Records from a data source
————
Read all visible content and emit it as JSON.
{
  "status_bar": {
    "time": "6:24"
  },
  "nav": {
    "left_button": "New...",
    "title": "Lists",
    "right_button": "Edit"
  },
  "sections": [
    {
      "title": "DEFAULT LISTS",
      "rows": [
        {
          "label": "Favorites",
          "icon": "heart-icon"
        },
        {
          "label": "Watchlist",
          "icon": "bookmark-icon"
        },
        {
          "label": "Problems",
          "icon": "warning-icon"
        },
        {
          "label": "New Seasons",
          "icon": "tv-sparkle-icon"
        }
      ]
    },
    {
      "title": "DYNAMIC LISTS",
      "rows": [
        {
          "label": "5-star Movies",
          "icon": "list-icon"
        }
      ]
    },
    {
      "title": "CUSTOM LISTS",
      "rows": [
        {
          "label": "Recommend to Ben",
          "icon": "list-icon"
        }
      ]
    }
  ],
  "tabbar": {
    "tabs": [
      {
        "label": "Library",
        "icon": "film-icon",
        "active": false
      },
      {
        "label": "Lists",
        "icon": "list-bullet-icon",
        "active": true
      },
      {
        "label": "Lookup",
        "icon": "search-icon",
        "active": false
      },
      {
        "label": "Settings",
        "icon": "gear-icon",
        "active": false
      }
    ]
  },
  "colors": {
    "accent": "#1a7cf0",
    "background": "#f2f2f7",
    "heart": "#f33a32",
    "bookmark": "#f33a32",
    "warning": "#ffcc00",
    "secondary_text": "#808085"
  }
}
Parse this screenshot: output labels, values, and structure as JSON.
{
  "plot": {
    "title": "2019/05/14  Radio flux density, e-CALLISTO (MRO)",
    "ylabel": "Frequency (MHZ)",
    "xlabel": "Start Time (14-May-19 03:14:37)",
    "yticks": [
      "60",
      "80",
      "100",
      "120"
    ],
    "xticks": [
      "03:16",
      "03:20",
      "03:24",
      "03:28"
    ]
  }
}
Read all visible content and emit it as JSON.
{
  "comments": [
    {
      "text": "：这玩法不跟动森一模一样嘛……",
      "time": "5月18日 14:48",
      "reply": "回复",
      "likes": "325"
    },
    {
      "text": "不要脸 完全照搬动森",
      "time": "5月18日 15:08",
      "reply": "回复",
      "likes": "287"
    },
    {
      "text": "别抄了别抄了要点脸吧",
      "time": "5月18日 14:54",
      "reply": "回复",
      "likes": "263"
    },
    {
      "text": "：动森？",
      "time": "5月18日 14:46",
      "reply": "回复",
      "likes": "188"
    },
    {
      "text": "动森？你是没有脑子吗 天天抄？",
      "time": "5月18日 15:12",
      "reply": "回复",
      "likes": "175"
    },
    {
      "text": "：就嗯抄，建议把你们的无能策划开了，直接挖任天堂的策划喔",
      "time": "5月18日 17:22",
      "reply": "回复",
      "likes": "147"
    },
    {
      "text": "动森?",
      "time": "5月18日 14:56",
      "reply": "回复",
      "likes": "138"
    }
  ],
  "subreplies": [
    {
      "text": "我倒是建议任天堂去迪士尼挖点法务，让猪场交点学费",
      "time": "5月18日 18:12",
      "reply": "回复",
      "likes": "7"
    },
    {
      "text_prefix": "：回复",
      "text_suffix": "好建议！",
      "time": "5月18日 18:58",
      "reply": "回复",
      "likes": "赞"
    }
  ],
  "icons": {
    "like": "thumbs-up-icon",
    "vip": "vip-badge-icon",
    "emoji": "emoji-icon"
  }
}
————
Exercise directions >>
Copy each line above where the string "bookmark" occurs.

Solution to the exercise >>
          "icon": "bookmark-icon"
    "bookmark": "#f33a32",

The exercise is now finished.